County officials and other health experts say the rise in cases can be tied directly to those little decisions and risk calculations people have to make every day: Do I need to wear a mask when I visit with extended family? Should I eat inside a restaurant? Can I go to that potluck?
Many describe it as “pandemic fatigue.”
"Understandably, people want to gather with their family and friends,” said Morrison. “And most of the time, when you're having dinner with your family, you're probably not wearing a mask, and so on. People have let their guard down a little bit."

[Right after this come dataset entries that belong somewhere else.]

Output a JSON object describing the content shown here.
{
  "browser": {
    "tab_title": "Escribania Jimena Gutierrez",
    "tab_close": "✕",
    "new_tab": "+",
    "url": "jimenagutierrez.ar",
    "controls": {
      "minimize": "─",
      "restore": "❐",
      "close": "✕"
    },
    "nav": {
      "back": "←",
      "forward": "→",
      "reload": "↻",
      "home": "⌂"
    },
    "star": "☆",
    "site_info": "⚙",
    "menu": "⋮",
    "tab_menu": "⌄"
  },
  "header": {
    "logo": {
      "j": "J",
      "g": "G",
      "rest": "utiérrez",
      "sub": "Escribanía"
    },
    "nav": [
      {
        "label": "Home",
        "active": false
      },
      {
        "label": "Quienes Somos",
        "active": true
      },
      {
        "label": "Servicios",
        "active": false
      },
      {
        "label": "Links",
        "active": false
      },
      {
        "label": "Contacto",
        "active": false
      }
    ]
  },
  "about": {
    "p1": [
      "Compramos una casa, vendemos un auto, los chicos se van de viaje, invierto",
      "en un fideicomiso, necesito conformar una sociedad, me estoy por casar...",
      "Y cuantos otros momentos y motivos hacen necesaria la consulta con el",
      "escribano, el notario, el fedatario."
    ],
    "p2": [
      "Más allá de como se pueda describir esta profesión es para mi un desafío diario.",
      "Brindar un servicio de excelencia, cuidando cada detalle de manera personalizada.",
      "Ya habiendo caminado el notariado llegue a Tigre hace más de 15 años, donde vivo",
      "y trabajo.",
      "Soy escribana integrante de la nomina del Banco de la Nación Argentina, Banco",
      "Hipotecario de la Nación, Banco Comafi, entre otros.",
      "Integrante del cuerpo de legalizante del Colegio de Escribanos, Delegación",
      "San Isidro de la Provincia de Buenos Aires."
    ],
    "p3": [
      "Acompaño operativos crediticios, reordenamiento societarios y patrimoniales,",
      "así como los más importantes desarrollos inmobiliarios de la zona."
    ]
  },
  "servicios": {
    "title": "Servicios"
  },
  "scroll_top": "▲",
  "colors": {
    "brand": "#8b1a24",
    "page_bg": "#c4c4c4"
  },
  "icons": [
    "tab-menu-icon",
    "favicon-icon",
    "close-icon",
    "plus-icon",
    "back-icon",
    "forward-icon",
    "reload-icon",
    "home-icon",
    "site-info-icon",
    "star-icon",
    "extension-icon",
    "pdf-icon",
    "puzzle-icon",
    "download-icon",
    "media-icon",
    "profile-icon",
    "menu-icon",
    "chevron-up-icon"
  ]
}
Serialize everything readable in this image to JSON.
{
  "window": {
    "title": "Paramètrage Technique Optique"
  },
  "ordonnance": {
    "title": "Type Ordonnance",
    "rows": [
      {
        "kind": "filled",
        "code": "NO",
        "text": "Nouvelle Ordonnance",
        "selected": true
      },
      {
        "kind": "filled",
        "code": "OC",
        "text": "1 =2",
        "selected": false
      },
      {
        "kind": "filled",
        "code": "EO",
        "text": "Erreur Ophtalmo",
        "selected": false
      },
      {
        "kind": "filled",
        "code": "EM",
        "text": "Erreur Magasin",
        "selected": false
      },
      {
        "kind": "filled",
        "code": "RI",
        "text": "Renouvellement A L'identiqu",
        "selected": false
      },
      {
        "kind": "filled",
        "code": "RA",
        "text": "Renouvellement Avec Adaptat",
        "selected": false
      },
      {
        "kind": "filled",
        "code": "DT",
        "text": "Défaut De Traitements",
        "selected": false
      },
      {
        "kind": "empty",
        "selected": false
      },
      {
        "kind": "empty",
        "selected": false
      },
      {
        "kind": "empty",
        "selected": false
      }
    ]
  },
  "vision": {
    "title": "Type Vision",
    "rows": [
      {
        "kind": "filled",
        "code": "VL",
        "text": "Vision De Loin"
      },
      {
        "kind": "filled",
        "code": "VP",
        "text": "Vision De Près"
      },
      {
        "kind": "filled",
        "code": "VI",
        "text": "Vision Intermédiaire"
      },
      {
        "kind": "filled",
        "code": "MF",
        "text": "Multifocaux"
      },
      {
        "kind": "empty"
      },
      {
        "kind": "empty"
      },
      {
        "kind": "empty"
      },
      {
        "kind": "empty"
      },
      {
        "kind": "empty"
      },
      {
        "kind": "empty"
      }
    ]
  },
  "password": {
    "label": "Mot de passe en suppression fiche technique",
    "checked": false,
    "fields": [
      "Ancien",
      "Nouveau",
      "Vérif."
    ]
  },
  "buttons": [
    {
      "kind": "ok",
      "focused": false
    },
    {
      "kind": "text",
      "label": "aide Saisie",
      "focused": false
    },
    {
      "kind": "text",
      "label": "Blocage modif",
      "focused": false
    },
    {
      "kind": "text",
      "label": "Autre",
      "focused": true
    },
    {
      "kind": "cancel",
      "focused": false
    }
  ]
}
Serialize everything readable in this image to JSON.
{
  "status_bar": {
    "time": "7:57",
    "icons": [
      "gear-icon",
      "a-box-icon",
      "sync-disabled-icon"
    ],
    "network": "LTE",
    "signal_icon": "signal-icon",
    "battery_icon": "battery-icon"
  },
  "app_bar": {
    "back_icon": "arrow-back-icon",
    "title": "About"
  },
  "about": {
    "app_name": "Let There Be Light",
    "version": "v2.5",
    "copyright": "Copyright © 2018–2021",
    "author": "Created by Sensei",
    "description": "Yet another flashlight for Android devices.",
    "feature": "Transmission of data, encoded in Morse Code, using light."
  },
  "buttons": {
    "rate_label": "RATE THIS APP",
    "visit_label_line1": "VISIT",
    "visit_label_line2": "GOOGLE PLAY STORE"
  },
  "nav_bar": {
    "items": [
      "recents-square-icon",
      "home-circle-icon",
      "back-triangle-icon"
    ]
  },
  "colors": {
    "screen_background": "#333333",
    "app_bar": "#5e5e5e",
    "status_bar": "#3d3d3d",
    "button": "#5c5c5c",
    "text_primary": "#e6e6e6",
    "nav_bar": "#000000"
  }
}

Andrew Thompson, an infectious disease physician at St. Luke's health system in Duluth, said that seems to be especially true in places like northern Minnesota, which had very low case rates for several months at the beginning of the pandemic, while the Twin Cities and other areas were hit hard by the virus.
"I think, because of the time that we've all had to [adhere to] these precautions, people are getting weary,” Thompson said. “And I think they are not adhering to some of the guidance that we know is going to reduce transmission and reduce disease."
Those precautions include basic steps like wearing a mask, staying 6 feet apart from one another and avoiding large gatherings.
He said he knows of multiple instances in which not following that guidance has resulted in transmission of the virus to older people, who are at higher risk for serious complications from COVID-19.
"Say grandma is being really careful, and only sees a few people in her life. But her grandkids are out gathering at backyard barbecues and may not be as careful. And then that one visitor is able to infect a more vulnerable family member," he said.
That's the nature of this global pandemic, Thompson said. Even people who are really careful are still at risk, because of the people around them.
According to Rajesh Prabhu, an infectious disease doctor at Essentia Health in Duluth, that risk is magnified because people can spread the virus before they show symptoms.
"A lot of these people are getting infected unknowingly, because they don't feel that they're infected and they're passing it on to someone else, which is the reason you're seeing such a high or increased number of cases consistently in the Northland and across the country," he said.
More than six months into the pandemic, the message from public health officials remains the same. To slow the spread of COVID-19, in northern Minnesota and elsewhere, people should wear masks in public, maintain social distance and avoid large gatherings.
That might mean skipping a potluck, or calling grandma instead of visiting her in person.
“But I'm hopeful that in Itasca County,” said county public health director Chandler, “that people will hunker down and not attend as many larger gatherings, and really take the masking and the social distancing seriously. So we can turn this trend around.”
COVID-19 in Minnesota
Data in these graphs are based on the Minnesota Department of Health's cumulative totals released at 11 a.m. daily. You can find more detailed statistics on COVID-19 at the Health Department website.
The coronavirus is transmitted through respiratory droplets, coughs and sneezes, similar to the way the flu can spread.